Nowadays, it is in fashion to say that times are bad, that you need to keep liquid to stay afloat, and that competition is so stiff that you have to really sacrifice the profit margin to keep old business and get new ones. These trends are particularly true for the small to medium trucking business, which is why freight factoring is such an important option to have.
Freight transportation in the US is primarily accomplished using trucks, which in 2006 hauled nearly 70% of the total freight volume, or revenues in excess of $600 billion. It sounds that business is good, but these figures are deceptive. With the rising costs of diesel and the growing competition for contracts, many small trucking companies are shaving it close to the bone. More than 900 trucking companies with 5 trucks or more filed for bankruptcy in the January-March period of 2008; the research did not include trucking companies with less than 5 trucks, which would probably make the outlook even more grim.
The biggest problem for small to medium trucking businesses is liquidity. Most trucking contracts require a credit period of 30, 60, or even 90 days, so truckers have to wait for as long as three months or even longer to get their money. In the meantime, rent, utilities, payroll, fuel and other overhead and regular expenses have to be met. Big trucking companies usually have the juice to meet these expenses, but for the independent contractors and smaller companies, it is literally a hand-to-mouth existence.
Freight factoring solves the problem of liquidity by enabling truckers to get the money from jobs as soon as they get a signed invoice instead of waiting a minimum of a month after the job has been done.

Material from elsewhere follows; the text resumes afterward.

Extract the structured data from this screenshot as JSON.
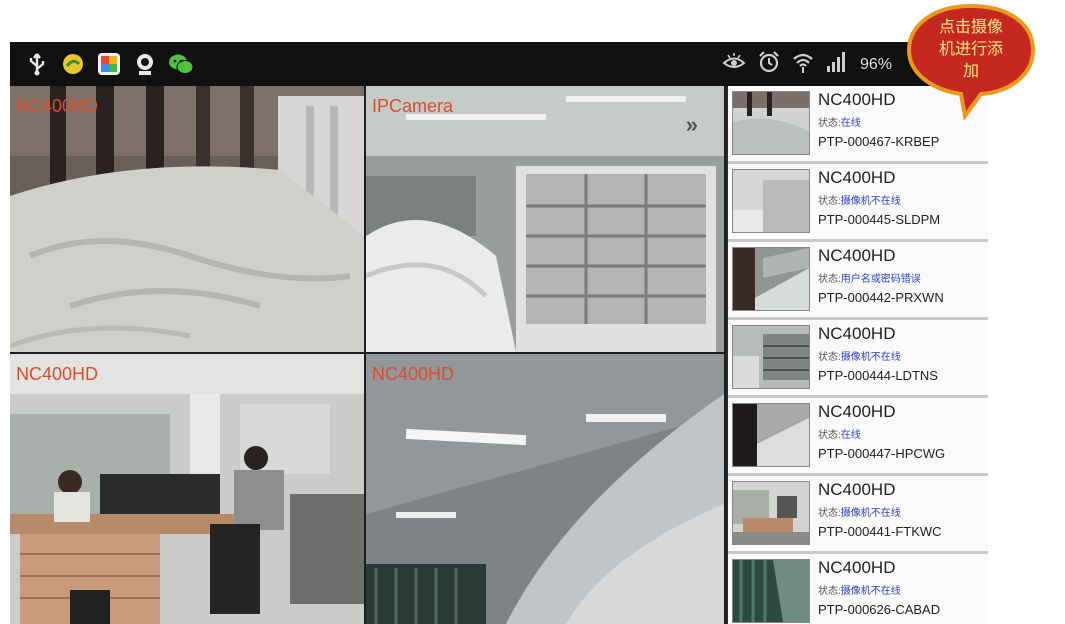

While there is a fee for this accommodation, the savings on cost of money more than makes up for the difference. If freight factoring is handled correctly, meaning that trucking companies use this option only when needed, it can mean the difference between bankruptcy and continuity.